Neither Yuko-san nor I feel that our desire to establish our image means the same thing as creating a logo (using applications and rendering visual communication). It is the designer’s mission to ‘design an algorithm that optimizes the imagination and human force so that people are able to find some kind of definition for Lifetailor within the multidimensional space that they have in their minds’ and to create a cell that enables reviews of the definitions for the logo and to develop an ecosystem from that point.

And as we now draw close to the end of this piece, Yuko-san said on the finished design, contrary to the digital equations that I have been discussing in depth, that she would like to use it permanently.

There is such a thing as there being no words to describe it despite having developed the design from such complicated philosophies, and there are times when meaning is discovered or content is conveyed faster than when put in words when a person sees a majestic work of natural beauty or a man-made object or when they come to realize the strong sentiments within another person.

This has been a project that has made me realize that designs that go beyond theories and equations are also designs.

Translation: Eriko Sugita



そんなコンセプトで立ち上がった クライアント「ゆこさん」のブランド「Lifetailor」。



特に立命館大学理工学部 和田 浩史教授の論文「かたち・動き・成長の生物物理学」とフィリップ・ボール著の「枝分かれ」「かたち」は深く形成するヒントになりました。(これらはその時のスケッチ一部です)









ロゴをデザインすることだけが解決方法だと、それだけにフォーカスしているので、「デザイン」と「支払い」の関係もネジレていきます。デザイナーだから何でも出来るだろう。という勝手な期待の元、ただ何が出来るかわからないのに、出来上がったものを「長期」で使っていかなければならない恐怖心があるんだろうと考えています。 と思っています。


UX CollectiveというブログにRubens Cantuni氏が残した言葉があります。
“The logo is now following the product.
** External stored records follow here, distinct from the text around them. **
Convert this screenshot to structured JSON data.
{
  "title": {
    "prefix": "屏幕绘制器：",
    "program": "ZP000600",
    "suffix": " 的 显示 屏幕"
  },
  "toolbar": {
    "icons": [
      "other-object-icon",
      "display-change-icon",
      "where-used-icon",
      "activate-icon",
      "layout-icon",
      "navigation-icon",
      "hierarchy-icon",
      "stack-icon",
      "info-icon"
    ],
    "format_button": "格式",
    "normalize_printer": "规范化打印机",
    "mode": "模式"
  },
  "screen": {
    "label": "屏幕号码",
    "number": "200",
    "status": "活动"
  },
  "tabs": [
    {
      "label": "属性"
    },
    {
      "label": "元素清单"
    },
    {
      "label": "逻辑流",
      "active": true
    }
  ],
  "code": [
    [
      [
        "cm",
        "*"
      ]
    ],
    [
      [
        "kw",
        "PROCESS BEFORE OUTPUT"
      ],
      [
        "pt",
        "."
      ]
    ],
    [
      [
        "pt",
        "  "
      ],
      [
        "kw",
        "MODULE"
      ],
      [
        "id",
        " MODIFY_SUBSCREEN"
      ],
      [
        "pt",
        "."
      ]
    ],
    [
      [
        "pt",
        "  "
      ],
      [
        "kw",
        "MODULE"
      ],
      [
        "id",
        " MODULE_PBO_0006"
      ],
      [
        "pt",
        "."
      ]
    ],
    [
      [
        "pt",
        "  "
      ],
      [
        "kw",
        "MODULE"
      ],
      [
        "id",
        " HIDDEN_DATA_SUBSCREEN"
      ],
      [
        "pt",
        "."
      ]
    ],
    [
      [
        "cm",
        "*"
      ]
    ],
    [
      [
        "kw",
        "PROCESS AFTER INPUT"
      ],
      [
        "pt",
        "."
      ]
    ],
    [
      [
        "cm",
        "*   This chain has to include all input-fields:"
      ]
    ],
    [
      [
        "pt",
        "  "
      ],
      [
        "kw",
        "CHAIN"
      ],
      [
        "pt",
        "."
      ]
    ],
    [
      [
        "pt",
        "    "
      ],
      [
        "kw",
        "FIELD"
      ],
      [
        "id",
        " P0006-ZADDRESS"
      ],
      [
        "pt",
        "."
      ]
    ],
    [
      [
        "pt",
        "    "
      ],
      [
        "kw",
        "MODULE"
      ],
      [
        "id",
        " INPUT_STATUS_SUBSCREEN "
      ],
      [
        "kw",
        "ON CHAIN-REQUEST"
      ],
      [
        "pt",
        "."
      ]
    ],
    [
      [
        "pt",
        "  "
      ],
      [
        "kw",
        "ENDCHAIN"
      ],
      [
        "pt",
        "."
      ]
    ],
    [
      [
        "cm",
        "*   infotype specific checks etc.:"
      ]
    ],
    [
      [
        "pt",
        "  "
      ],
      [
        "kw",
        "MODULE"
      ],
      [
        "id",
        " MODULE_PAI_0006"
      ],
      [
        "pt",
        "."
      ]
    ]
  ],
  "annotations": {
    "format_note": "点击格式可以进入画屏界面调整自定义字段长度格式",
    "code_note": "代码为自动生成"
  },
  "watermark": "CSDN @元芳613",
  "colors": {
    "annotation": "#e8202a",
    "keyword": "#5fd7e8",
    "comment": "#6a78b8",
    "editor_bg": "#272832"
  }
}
The digital product is changing, improving, adding features, it’s getting shaped as the world around it is changing, as users are changing, as the way we use that product is changing. Agile and all that stuff.”